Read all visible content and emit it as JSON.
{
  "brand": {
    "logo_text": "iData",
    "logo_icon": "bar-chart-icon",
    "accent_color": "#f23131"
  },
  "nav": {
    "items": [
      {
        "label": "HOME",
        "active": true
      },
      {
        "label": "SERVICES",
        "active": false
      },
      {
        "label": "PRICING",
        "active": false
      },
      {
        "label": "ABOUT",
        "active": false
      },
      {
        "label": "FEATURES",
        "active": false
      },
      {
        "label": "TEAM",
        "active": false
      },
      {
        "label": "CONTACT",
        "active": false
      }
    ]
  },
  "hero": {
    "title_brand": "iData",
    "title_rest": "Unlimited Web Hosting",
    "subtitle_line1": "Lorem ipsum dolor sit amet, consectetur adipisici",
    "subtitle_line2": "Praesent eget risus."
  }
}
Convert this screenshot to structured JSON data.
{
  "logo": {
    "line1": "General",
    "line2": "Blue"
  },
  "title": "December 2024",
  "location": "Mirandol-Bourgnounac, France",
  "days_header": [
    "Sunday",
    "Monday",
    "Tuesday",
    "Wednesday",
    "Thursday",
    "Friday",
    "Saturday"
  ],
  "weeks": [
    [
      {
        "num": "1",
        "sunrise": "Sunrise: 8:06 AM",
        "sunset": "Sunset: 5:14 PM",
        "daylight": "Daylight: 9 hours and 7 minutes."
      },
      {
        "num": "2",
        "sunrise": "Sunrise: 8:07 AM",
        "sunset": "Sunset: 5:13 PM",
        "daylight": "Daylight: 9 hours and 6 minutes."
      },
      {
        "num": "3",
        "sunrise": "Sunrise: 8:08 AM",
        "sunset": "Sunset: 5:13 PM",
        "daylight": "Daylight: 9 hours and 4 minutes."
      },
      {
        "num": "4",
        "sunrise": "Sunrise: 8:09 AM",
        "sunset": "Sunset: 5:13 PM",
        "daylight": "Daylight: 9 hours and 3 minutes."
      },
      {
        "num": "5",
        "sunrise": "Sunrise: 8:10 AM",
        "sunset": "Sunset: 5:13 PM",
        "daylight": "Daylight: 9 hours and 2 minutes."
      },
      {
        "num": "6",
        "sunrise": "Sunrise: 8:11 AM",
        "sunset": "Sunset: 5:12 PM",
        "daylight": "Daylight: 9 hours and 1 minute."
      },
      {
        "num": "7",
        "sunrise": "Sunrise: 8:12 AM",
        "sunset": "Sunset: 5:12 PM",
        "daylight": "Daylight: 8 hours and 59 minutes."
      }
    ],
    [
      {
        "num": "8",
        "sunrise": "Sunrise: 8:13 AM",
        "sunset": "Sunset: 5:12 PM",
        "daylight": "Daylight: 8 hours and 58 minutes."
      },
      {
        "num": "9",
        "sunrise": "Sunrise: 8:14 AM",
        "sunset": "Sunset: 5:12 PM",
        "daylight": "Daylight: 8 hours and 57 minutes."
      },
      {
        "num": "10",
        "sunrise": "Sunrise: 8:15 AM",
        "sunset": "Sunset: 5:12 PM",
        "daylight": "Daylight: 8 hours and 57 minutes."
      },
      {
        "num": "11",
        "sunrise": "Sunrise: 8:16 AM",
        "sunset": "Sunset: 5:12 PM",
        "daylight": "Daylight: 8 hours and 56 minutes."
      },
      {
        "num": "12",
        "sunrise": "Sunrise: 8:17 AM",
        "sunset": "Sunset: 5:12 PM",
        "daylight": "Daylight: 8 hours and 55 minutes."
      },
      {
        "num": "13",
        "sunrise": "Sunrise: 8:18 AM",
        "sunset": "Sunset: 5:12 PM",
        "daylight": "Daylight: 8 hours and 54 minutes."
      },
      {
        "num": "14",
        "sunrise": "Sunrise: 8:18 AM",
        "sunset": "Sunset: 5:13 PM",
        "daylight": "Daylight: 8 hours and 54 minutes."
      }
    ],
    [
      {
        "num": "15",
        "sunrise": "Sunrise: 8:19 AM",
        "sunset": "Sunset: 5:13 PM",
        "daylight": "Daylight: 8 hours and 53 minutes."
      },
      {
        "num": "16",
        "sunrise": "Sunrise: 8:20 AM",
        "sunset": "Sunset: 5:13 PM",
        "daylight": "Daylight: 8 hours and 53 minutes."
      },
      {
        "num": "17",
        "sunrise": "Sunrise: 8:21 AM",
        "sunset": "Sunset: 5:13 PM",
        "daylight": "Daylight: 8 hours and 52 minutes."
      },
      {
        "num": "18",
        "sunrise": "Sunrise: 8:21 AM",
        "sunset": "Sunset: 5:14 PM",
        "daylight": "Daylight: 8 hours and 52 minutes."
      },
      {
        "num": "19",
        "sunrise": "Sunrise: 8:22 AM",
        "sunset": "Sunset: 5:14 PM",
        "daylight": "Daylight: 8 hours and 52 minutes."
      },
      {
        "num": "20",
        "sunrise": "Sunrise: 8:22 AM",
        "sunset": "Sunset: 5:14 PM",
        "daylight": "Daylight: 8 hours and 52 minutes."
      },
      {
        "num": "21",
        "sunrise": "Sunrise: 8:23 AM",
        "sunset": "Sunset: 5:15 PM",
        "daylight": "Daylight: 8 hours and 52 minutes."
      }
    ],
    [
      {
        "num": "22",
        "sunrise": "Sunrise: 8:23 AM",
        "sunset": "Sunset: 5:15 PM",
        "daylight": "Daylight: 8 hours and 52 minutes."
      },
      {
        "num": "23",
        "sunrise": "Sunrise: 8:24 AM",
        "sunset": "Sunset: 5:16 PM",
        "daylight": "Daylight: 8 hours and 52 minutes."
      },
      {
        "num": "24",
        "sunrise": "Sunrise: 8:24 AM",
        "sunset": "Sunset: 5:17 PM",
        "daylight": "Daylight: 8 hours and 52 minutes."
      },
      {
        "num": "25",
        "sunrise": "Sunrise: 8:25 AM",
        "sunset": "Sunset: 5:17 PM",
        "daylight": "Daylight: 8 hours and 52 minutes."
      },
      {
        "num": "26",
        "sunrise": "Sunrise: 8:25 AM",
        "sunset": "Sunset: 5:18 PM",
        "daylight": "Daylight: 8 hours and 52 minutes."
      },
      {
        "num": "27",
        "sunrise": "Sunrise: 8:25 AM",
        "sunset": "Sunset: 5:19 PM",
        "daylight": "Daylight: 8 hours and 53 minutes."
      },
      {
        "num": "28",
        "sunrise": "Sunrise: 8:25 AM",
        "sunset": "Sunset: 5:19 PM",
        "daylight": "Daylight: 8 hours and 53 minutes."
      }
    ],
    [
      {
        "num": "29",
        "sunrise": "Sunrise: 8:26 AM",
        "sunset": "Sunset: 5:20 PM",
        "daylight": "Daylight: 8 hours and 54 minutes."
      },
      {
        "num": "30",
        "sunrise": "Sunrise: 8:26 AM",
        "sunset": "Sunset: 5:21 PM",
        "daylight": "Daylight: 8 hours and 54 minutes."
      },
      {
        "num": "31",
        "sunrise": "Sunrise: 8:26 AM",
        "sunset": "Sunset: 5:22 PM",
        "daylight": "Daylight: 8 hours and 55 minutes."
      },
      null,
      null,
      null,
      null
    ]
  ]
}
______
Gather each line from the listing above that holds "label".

* Answer section:
        "label": "HOME",
        "label": "SERVICES",
        "label": "PRICING",
        "label": "ABOUT",
        "label": "FEATURES",
        "label": "TEAM",
        "label": "CONTACT",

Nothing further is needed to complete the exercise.